When it comes to drinking vodka in Ukraine, there’s no such thing as “a little bit.”
Let me explain.
Even though you’re traveling, don’t assume that everyone is familiar with travelers, or foreigners. This doesn’t have to be a bad thing. It just means many things can get lost in translation, and not everyone will understand what you’re trying to say, even when you’re speaking the same language.
This was true for some of our hosts. I’ve discussed the ritual of drinking vodka in Ukrainian traditions before. But to fill you in, it’s customary at special occasions to start the meal with three shots of vodka.
To many outsiders, this sounds unbelievably intimidating. Especially for us, who weren’t drinkers at all back home, shots of anything are the hallmark of a sloppy, rowdy night and a painfully sobering morning. And we wouldn’t even be downing these shots at night and hitting the town, just sitting at the table with friends and family.
My first experience with this was heavy dose of culture shock. Luckily I was exhausted by 18 hours of traveling, and all the alcohol helped with the jet lag actually. Go figure. I didn’t think I was too drunk, but Nikita’s Mom told us no hanky panky before going to bed, and well… no matter how much I wanted to be a good guest that didn’t really work out. Thanks, vodka. Actually, thanks vodka, champagne and cognac.
After my first big Russian meal, I was scared of all the drinking and didn’t want to be losing it during a time when I should be making good memories. So I asked Nikita how you say, “a little bit,” in Russian.
“Chut chut,” he said.
We felt confident we could use this to our advantage- we could be good guests without getting wasted! Next time someone was about to pour us a shot we could just say, “chut chut.” Problem solved!
Problem is, chut-chut didn’t seem to apply to vodka.
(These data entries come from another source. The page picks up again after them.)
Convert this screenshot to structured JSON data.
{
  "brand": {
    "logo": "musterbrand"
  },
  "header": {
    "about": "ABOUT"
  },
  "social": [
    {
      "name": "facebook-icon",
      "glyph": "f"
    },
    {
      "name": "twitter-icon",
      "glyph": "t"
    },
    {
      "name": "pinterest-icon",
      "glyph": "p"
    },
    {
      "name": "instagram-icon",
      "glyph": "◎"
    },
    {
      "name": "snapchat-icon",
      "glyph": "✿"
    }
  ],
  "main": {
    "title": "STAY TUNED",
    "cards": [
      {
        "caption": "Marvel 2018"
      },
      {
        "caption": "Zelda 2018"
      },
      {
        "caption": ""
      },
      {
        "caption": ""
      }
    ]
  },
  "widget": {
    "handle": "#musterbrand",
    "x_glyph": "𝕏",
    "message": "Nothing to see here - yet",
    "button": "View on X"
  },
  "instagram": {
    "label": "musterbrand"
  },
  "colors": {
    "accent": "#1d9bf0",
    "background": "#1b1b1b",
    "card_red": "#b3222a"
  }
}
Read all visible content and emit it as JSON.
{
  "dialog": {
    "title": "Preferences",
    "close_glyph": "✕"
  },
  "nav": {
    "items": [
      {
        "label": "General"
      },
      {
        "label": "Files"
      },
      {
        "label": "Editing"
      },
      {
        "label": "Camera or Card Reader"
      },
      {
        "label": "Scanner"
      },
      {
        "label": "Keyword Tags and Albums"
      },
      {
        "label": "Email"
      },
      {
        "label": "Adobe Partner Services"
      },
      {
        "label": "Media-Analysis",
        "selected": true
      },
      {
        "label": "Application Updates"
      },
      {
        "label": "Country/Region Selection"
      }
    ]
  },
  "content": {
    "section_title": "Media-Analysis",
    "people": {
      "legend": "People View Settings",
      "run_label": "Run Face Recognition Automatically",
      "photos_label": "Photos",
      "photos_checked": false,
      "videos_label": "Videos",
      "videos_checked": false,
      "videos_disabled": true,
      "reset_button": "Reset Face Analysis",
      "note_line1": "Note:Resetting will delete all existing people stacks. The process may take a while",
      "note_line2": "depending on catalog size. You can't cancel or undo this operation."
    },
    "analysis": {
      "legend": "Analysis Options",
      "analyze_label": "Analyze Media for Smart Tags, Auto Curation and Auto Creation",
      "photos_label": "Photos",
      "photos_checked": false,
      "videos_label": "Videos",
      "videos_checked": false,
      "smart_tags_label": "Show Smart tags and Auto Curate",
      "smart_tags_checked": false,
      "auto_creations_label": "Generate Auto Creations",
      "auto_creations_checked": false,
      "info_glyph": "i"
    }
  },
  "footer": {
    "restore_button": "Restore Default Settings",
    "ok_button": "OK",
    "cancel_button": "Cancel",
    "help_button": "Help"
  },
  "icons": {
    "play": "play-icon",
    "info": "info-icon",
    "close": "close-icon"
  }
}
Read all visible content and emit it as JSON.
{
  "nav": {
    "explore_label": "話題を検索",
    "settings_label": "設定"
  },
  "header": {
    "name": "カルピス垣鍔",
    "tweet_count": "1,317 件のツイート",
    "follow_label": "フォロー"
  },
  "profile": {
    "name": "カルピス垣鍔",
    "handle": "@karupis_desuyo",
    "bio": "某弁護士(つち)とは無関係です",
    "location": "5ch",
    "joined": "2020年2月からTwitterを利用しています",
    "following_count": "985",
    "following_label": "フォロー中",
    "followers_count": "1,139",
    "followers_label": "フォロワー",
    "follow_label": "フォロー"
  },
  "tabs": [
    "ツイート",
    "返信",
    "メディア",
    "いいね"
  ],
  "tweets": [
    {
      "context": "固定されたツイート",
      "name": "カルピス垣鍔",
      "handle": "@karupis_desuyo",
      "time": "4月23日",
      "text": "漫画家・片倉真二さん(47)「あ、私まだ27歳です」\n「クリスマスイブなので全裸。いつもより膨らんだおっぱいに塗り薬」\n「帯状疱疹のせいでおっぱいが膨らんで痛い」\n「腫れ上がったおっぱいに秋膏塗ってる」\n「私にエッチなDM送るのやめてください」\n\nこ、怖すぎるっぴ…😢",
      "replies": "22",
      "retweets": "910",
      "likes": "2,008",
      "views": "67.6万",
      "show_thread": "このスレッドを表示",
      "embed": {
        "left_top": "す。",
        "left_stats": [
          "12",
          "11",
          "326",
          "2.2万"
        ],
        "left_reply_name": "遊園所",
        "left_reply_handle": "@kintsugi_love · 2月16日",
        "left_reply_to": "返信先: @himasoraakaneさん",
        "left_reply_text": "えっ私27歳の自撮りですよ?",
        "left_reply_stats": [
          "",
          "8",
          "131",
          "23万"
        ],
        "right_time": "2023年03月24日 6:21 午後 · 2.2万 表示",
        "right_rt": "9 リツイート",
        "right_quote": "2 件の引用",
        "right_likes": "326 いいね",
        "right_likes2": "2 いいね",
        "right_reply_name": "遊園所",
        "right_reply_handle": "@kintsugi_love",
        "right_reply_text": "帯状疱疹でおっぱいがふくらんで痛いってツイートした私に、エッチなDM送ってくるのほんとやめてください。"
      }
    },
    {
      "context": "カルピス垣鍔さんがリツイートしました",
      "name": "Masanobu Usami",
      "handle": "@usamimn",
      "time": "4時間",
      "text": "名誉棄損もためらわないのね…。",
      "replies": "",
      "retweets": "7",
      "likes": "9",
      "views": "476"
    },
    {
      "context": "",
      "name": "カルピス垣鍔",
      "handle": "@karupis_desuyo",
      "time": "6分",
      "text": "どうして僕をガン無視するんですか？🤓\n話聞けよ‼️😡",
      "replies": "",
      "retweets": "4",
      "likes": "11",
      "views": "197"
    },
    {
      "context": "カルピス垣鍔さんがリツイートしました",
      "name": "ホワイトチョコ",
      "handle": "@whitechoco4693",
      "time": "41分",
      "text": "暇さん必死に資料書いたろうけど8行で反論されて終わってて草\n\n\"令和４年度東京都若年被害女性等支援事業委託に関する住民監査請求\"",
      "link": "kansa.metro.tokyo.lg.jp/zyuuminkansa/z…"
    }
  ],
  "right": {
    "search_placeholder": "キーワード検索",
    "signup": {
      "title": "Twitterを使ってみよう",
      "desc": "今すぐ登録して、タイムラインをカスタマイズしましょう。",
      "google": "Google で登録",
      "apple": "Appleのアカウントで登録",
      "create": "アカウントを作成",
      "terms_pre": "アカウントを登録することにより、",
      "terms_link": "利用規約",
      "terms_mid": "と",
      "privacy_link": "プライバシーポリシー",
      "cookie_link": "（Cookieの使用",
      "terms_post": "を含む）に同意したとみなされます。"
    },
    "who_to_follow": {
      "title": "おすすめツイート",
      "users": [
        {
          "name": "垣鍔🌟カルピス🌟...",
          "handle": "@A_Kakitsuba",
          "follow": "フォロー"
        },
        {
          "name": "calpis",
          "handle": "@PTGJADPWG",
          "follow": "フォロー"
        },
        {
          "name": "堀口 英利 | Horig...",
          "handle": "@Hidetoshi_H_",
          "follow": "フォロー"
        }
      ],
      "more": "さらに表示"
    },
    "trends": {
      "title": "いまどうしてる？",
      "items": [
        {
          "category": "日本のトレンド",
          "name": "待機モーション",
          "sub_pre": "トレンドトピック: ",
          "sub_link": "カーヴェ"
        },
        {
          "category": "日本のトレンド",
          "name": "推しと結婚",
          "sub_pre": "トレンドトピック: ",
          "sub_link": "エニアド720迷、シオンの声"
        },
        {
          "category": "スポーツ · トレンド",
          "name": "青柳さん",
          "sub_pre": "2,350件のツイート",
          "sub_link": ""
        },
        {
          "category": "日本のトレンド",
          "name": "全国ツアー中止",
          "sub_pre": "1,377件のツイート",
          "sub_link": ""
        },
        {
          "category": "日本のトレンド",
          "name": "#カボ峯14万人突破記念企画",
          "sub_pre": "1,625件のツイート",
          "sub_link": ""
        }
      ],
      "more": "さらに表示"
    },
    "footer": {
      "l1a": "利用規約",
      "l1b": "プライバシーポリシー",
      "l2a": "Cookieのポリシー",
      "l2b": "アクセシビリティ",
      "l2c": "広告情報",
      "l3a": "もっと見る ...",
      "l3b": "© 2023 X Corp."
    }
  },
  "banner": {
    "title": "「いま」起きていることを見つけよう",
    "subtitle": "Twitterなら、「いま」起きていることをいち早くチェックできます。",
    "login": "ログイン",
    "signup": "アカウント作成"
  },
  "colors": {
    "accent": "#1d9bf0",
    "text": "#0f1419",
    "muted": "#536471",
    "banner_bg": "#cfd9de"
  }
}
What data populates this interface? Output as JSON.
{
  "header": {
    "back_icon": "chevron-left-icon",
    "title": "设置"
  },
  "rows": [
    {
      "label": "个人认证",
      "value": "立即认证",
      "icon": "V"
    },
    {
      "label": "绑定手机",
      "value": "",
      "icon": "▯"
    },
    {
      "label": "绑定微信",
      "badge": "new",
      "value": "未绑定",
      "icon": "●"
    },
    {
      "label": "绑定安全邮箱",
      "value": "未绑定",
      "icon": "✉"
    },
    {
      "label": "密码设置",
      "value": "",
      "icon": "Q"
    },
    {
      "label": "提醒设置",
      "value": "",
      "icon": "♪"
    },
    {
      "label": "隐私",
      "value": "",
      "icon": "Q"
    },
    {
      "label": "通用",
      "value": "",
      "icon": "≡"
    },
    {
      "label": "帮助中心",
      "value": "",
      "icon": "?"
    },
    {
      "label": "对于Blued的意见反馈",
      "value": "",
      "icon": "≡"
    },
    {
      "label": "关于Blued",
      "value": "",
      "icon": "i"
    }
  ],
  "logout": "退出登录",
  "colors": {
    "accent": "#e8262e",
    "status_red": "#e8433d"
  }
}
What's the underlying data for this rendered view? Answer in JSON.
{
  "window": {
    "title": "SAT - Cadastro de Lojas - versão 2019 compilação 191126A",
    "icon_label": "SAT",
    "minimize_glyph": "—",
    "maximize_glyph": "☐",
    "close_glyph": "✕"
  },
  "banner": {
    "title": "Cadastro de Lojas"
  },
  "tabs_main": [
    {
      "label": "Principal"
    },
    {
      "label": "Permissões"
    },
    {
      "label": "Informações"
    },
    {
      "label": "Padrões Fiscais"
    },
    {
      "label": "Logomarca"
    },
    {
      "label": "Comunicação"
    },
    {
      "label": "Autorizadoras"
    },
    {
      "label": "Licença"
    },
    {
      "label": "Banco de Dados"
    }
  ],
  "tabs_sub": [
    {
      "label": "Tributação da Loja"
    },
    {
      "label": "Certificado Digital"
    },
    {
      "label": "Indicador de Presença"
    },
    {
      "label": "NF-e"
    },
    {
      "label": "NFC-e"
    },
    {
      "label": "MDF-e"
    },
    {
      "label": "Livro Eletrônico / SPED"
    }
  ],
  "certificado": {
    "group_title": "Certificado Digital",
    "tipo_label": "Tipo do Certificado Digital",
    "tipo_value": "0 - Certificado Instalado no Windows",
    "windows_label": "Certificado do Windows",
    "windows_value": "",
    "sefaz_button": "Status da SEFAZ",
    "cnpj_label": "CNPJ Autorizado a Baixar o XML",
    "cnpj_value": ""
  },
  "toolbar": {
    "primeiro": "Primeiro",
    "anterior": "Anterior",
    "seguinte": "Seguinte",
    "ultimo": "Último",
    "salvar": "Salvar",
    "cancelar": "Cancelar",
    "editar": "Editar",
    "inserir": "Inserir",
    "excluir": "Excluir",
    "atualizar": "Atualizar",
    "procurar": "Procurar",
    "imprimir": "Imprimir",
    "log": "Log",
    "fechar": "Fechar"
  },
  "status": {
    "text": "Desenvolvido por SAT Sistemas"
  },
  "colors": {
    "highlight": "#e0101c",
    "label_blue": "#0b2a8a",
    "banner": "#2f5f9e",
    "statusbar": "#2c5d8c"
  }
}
We asked for “chut chut” at our next big meal, and got a nod of understanding, with the same full shot of vodka. Not only that, but Nikita’s Dad overheard us and thought it was hilarious. To this day, he still shouts “Chut chut!” at us whenever we’re about to eat, which I’m assuming is his way of saying “pussies!”
This happened at every meal, where we asked for chut chut vodka. Just a little vodka doesn’t seem to be a concept that is within the realm of understanding. This isn’t meant to be condescending, just a meditation on the importance of drinking vodka in hospitality and social interactions, and what happens when you attempt to modify another culture’s customs for your own comfort.
No chut chut aside, when Ukrainian vodka traditions are properly observed, everyone should be having a good time but not be completely faced.
Ukrainian vodka is very pure, and is consumed straight, no mixer or chaser. Starchy potatoes, fresh fruits and vegetables, hearty bread with butter and meat, cheese or fatty fish help contain the alcohol in your stomach. If you’re thirsty, there’s usually water to sip on during your meal, or some wine if things are getting celebratory.
We definitely noticed the difference between drinking vodka this way, and the clear-headed buzz that came with, compared to the stupefying, sick-making method of consuming vodka back in the States.
Sometimes you just have to check your past experiences and assumptions at the door and trust the locals, especially when it comes to drinking vodka in Ukraine.